   The Aerospace Medicine and Physiology Research Group is made up of human physiologists and doctors from various specialties, including aerospace medicine, anaesthesiology, and respiratory medicine. The Group’s mission is to advance the science of aerospace medicine and physiology and thereby optimize health and performance in aviation and spacefl ight, with a vision to be a pre-eminent academic center of excellence in aerospace medicine and physiology. The Group’s goals are to:
  • Perform world-class research addressing important scientific and operational research questions;
  • Optimize the safety and health of passengers and crew during air and space travel;
  • Exploit novel translational research opportunities offered by aerospace environments to advance mainstream healthcare and clinical medicine;
  • Support the development of air and space vehicles and associated life support and protection systems; and
  • Be the academic partner of choice in aerospace medicine for he military and commercial industry.

Recent Research
Members of the Aerospace Medicine and Physiology Research Group collaborate widely with other UK and international universities, the military, airlines, space agencies, and commercial industry. Group members ’ experience includes hypoxia/altitude studies across a wide range of normobaric and hypobaric chambers and facilities, high altitude field work in the mountains, decompression sickness, thermal stress, research on commercial airline flights and general aviation flights, microgravity studies on parabolic flights, high G centrifuge studies, test and evaluation of aircraft life support systems, and human systems integration.
   Recent work by members of the group has:
  • Shown that acceleration atelectasis can occur with shorter/cumulative bouts of G z and at lower inspired oxygen concentrations than previously thought;
  • Discovered that hypoxic pulmonary vasoconstriction is stimulated by mild cabin hypoxia during commercial air travel and is more intense in older individuals, potentially contributing to in-flight medical emergencies;
  • Established that high G relevant to commercial suborbital spacefl ight launch/re-entry causes profound disruption of respiratory physiology, necessitating preflight centrifuge-based evaluation of potentially susceptible passengers;
  • Identified neck muscle loads associated with different activities, helmets, and head mounted equipment for fighter pilots using musculoskeletal modelling and centrifuge trials;
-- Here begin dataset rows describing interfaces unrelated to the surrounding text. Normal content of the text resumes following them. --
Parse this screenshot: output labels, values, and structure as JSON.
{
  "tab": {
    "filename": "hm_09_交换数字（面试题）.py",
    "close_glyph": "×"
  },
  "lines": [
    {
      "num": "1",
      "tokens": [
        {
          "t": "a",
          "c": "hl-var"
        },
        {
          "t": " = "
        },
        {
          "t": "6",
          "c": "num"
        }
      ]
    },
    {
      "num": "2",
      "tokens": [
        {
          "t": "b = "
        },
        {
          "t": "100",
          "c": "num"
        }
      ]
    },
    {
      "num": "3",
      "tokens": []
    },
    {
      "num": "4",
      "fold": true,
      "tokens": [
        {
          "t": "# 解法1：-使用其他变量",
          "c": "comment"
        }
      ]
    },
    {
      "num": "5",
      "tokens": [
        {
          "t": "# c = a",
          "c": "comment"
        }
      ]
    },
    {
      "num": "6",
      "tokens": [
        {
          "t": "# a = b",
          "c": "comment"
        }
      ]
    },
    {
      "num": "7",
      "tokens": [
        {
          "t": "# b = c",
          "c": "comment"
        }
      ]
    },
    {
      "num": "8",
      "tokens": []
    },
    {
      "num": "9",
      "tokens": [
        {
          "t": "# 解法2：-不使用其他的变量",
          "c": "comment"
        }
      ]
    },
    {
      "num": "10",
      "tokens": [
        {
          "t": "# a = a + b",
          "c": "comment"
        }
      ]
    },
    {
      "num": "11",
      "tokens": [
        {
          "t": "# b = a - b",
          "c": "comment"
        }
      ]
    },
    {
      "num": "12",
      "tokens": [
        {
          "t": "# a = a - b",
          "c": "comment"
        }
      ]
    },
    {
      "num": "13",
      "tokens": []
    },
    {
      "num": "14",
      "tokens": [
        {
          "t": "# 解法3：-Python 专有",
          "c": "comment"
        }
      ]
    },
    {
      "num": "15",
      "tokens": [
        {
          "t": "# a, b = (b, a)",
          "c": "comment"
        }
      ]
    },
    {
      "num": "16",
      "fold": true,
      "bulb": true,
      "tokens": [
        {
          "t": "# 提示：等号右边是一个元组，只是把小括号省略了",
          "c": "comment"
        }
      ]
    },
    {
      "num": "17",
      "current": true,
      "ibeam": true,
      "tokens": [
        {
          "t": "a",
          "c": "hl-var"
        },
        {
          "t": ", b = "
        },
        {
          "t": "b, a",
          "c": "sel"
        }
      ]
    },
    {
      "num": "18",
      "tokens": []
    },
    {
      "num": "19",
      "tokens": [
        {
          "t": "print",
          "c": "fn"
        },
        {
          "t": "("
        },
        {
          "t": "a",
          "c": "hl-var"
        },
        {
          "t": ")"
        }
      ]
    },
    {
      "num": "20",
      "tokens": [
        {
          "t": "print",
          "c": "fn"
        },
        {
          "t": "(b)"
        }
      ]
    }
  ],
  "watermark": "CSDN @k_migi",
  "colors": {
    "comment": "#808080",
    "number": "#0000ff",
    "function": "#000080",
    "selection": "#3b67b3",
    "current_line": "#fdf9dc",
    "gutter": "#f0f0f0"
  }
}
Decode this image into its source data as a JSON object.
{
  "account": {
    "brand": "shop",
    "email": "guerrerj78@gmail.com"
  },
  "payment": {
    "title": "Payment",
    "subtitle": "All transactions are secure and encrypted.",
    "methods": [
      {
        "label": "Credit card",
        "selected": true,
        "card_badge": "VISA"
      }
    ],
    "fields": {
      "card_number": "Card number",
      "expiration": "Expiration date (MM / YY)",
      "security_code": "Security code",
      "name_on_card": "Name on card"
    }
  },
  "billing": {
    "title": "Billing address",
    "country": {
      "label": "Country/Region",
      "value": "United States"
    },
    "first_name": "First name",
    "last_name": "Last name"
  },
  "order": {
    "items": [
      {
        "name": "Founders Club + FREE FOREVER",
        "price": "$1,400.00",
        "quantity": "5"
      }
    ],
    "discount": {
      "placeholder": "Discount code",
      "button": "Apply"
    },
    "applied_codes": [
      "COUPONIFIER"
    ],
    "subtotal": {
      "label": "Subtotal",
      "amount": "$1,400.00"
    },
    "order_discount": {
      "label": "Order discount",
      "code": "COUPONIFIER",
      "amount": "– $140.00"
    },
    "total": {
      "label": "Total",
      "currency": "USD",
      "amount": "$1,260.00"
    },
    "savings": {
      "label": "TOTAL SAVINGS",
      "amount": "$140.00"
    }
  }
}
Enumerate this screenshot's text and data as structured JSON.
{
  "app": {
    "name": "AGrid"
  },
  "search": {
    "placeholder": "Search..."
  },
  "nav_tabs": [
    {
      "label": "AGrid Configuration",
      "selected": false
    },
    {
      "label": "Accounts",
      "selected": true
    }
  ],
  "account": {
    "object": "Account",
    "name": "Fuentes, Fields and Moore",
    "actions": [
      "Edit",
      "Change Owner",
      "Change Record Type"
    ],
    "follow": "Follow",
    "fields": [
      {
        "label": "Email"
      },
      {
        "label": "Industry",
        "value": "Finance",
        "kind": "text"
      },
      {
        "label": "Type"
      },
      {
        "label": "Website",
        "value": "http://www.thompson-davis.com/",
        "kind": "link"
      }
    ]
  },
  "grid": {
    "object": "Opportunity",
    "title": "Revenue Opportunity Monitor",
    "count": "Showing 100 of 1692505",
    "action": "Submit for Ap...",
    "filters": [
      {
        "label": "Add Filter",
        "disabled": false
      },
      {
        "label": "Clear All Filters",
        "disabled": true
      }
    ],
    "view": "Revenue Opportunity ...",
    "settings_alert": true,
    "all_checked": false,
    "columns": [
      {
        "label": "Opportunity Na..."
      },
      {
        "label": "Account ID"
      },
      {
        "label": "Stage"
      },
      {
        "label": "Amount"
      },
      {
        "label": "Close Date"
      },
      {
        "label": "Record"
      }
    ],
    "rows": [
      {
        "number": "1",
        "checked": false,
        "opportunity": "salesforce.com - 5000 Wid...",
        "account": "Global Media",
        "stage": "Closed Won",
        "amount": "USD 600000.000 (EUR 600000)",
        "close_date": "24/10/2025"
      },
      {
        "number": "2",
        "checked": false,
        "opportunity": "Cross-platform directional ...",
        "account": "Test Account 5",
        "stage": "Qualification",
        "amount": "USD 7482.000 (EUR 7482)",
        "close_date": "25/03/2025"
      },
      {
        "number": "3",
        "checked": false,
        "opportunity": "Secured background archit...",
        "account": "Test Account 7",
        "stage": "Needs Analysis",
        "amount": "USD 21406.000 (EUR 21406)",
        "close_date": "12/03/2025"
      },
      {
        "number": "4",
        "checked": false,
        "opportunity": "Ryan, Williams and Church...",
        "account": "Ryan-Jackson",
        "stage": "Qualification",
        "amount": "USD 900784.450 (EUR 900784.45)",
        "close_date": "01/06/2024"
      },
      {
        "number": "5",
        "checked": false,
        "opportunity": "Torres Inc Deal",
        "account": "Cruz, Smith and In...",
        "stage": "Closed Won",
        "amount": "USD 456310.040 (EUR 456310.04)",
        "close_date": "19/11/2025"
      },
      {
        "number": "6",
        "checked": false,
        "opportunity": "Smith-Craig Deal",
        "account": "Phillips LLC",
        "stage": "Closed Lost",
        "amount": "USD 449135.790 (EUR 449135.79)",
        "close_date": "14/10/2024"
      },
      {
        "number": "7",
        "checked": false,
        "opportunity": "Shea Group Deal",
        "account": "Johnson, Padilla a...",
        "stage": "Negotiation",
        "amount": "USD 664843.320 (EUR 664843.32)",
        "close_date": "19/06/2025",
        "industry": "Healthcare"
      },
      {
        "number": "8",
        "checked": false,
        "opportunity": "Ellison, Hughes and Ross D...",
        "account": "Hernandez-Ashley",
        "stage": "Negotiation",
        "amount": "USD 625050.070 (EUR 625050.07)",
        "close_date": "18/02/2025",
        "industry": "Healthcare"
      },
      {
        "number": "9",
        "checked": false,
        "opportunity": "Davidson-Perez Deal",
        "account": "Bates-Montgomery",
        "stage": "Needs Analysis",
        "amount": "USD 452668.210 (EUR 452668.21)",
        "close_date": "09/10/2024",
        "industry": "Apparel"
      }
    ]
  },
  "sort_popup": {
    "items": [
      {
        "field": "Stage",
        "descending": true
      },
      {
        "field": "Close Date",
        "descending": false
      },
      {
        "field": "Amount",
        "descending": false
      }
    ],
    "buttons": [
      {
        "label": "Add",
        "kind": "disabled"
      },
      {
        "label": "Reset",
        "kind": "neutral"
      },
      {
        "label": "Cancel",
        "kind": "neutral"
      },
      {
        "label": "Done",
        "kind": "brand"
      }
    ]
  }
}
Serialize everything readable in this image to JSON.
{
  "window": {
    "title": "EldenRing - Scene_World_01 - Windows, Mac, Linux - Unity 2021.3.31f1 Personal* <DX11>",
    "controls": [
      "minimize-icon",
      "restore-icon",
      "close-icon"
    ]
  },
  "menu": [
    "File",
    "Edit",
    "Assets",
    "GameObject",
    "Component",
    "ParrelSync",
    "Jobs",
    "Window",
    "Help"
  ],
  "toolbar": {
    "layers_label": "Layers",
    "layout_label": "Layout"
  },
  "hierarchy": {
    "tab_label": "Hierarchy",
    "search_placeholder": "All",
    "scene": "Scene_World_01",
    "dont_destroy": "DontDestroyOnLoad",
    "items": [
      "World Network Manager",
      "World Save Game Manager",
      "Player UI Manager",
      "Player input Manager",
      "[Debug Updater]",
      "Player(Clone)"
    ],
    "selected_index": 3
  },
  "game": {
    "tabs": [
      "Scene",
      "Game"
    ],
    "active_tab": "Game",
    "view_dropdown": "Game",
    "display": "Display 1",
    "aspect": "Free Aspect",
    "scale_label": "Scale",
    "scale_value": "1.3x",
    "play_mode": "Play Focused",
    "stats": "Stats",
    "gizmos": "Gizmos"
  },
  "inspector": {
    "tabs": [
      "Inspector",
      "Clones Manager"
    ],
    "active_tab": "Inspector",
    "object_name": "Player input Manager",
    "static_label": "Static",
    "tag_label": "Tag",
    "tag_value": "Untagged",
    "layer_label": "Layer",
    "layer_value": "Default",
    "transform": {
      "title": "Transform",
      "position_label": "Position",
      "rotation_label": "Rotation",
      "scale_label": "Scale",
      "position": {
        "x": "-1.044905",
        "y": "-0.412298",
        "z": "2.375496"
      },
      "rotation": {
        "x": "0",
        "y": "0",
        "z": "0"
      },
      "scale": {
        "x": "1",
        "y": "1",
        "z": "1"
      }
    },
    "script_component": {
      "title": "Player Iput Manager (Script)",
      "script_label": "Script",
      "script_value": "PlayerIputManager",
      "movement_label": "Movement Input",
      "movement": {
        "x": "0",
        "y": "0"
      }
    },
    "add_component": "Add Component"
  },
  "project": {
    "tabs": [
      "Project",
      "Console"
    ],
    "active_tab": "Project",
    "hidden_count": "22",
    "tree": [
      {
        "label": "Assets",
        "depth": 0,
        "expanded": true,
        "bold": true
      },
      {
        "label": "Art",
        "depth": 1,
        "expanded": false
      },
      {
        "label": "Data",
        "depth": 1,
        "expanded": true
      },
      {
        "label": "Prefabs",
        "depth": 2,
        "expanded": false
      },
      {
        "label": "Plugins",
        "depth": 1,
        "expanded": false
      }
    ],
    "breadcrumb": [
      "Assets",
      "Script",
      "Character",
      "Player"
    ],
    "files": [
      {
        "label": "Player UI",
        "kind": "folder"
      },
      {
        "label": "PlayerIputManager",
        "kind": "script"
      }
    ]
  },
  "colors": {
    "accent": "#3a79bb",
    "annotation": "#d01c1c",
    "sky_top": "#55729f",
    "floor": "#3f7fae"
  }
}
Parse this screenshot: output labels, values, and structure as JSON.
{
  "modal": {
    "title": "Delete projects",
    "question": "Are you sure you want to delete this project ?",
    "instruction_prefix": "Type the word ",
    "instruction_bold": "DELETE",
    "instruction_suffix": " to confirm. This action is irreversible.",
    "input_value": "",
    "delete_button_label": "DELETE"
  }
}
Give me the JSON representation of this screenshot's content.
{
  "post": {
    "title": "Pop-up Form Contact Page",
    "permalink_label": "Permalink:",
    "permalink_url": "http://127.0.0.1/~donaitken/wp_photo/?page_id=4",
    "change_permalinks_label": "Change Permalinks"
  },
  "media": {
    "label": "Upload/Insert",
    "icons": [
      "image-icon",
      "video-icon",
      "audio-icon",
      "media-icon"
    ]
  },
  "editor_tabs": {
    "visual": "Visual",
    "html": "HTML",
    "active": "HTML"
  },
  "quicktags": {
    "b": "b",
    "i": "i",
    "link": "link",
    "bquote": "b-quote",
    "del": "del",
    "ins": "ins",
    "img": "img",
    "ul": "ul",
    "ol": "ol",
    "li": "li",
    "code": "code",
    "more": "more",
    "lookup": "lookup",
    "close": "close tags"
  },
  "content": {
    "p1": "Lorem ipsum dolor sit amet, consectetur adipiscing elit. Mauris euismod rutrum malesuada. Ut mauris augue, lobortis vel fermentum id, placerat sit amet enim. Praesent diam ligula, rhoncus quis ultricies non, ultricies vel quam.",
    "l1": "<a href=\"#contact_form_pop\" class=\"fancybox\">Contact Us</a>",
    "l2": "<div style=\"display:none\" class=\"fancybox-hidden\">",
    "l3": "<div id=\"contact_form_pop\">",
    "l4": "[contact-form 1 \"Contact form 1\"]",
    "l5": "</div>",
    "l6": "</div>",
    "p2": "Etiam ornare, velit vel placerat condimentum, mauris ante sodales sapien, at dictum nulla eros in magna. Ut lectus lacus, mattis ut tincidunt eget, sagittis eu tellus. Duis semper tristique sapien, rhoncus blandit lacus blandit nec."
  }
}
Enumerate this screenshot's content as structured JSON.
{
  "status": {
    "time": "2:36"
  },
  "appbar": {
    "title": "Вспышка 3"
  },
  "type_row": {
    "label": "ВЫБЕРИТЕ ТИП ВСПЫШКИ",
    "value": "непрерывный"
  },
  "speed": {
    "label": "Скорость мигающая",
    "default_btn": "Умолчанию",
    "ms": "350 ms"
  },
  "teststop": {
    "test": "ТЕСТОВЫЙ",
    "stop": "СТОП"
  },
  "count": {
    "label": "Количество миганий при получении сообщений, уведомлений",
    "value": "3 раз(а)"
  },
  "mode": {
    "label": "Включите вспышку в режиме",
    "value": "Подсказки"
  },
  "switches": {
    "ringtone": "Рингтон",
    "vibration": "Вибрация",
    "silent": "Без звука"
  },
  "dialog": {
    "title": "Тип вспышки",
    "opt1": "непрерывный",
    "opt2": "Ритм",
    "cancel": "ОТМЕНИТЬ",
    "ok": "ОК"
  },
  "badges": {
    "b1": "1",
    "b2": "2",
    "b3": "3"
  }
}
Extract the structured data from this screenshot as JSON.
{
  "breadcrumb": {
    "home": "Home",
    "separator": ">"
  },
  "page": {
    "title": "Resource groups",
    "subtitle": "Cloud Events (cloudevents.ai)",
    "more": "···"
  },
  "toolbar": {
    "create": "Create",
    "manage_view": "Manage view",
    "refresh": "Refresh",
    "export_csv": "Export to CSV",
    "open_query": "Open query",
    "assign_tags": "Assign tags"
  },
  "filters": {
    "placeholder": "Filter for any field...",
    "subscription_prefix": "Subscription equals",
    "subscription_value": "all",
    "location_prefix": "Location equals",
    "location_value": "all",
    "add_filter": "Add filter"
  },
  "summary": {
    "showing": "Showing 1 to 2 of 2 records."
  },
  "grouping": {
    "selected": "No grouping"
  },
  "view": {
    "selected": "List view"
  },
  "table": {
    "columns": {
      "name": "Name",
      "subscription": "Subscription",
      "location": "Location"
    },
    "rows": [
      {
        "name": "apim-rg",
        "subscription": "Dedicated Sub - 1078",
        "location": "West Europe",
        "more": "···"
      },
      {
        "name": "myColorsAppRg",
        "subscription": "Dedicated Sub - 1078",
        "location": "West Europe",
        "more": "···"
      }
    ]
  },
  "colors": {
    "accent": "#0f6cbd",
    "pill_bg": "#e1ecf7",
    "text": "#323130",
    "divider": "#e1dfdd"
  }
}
  • Evaluated G-LOC within the RAF and helped develop a new aircrew conditioning program targeted at improving G tolerance and reducing fatigue and neck injuries that is now used by military services in several countries;
  • Established which RAF anti-G system provides the best protection for fighter pilots;
  • Explored the use of in-flight physiological monitoring in military aircrew;
  • Investigated the utility of monitoring tissue oxygen saturation in microgravity on parabolic fl ights in collaboration with NASA;
  • Undertaken exercise efficacy studies with a novel gravity loading countermeasures skinsuit which was subsequently flown and worn on ISS;
  • Developed a new microgravity analogue (hyper-buoyancy floatation) and used this to study total muscle loss and spinal extension under whole body unloading conditions;
  • Investigated mechanisms underlying muscle loss in collaboration with NASA Genelab using multi-omics approaches;
  • Conducted experiments on ISS astronauts as part of the Sarcolab muscle-wasting study;
  • Developed a new method for performing CPR in hypogravity environments;
  • Flown 32 school children’s experiments on ISS through an international outreach program working with the International Space School Educational Trust;
  • Advised on decompression sickness risk in high-altitude parachuting resulting in a new RAF policy on pre-oxygenation requirements for high-altitude parachuting; and
  • Contributed to NATO policy and practice on white matter hyperintensities (on brain scans) associated with exposure to hypobaric environments.
   This work has been funded and supported by many organizations, including the UK Space Agency, NASA, ESA, the RAF, QinetiQ, British Airways, Emirates, and MedEvac Foundation International.